I was a sophomore at UW–Madison and walking my bike to class. I walked right into this big crowd outside the Commerce Building.
I was against the Vietnam War and somewhat aware of the sit-in, but I hadn’t been involved in any protests. I was just standing there watching. I noticed these cops being awfully gruff and rough. They had helmets on and were carrying batons. Suddenly, some of the police charged into the building while others started pushing toward the crowd. Without warning, they began firing tear gas canisters. I was trying to get away when one hit the front wheel of my bike. That was my first taste of tear gas. It was painful — hard to see, hard to breathe.
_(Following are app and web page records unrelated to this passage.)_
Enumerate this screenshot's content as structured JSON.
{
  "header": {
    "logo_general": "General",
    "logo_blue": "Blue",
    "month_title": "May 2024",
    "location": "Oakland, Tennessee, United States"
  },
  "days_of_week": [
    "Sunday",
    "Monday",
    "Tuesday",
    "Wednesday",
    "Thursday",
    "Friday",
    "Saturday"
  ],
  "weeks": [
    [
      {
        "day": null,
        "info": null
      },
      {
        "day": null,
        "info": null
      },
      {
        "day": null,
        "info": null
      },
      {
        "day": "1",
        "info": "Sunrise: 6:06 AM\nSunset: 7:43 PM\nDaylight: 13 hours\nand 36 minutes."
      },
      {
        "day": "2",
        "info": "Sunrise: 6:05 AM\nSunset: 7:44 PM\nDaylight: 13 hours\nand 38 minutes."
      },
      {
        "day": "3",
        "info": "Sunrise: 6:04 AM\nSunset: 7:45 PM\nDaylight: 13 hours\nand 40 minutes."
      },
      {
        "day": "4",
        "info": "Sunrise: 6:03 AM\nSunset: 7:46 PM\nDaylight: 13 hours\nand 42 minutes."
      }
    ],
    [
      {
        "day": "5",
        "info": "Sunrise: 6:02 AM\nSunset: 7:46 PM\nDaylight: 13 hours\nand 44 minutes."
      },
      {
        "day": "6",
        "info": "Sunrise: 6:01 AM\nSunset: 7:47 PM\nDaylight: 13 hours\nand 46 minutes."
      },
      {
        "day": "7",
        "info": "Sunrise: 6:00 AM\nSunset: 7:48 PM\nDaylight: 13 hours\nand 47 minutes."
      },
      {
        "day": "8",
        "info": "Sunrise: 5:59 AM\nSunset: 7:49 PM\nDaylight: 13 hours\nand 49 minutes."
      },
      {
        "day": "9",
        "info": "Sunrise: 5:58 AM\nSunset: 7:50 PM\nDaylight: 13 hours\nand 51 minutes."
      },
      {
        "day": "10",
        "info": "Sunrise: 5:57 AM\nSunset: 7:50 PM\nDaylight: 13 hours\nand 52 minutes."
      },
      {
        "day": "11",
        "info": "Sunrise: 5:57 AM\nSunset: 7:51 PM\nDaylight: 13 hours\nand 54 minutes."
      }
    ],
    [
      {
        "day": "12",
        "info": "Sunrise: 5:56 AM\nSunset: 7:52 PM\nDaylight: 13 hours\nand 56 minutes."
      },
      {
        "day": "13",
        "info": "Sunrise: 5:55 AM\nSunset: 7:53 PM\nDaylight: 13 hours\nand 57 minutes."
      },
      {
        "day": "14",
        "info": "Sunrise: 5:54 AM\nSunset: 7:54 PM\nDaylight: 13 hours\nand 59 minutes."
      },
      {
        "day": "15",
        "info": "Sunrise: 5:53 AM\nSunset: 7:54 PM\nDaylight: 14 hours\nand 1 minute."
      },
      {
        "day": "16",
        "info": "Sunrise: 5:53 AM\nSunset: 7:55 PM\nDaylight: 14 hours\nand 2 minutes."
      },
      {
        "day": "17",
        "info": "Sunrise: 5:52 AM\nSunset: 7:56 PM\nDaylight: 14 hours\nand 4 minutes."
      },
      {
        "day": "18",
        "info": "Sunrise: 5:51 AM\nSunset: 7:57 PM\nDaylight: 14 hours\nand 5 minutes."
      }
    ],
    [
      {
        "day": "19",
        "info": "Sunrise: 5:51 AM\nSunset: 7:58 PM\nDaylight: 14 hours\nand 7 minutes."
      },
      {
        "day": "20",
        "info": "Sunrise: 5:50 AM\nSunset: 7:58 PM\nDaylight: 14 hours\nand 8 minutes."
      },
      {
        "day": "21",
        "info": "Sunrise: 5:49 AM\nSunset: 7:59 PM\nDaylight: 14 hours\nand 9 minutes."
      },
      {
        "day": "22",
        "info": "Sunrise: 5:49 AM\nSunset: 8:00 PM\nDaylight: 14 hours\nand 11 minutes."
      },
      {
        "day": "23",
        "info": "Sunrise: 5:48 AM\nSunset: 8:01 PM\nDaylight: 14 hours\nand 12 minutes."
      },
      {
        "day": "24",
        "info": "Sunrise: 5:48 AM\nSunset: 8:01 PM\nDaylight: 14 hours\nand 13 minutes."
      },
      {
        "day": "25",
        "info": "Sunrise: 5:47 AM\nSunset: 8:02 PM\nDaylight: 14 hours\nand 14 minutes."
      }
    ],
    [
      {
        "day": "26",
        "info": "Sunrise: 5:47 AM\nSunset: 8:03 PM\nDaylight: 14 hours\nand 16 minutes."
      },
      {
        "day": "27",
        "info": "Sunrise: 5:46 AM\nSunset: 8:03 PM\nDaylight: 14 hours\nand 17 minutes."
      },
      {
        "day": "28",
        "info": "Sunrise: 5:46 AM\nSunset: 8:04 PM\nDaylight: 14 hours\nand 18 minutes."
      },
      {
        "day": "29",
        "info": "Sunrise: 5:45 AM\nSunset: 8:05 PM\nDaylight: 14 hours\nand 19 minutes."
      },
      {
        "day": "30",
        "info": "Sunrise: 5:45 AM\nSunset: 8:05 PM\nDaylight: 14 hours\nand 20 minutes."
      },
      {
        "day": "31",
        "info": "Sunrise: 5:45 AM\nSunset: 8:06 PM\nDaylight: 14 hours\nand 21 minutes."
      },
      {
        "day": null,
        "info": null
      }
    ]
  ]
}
It pissed me off. They were basically treating the crowd as if everybody was involved in the protest. Well, that was the beginning of what might be called my radicalization. I think that was probably the case for a lot of us in the crowd that day. The police response was a catalyst. It got me going, got me thinking, got me more aware. I went on to participate in many protests.
I think those experiences led directly to my becoming a lawyer and becoming involved in left-wing causes. In a strange way, it led me to work for the government as an assistant U.S. attorney, in large part because I developed this keener sense of justice.
Sometime after I graduated, my mother said to me, “It’s really too bad you had to go to the University of Wisconsin with such turmoil going on.” I said, “Mom, I wouldn’t trade that for the world.” That was one of the best things that ever happened in my life. I look back on it as a great experience from a political, personal and historical point of view. It was part of my education.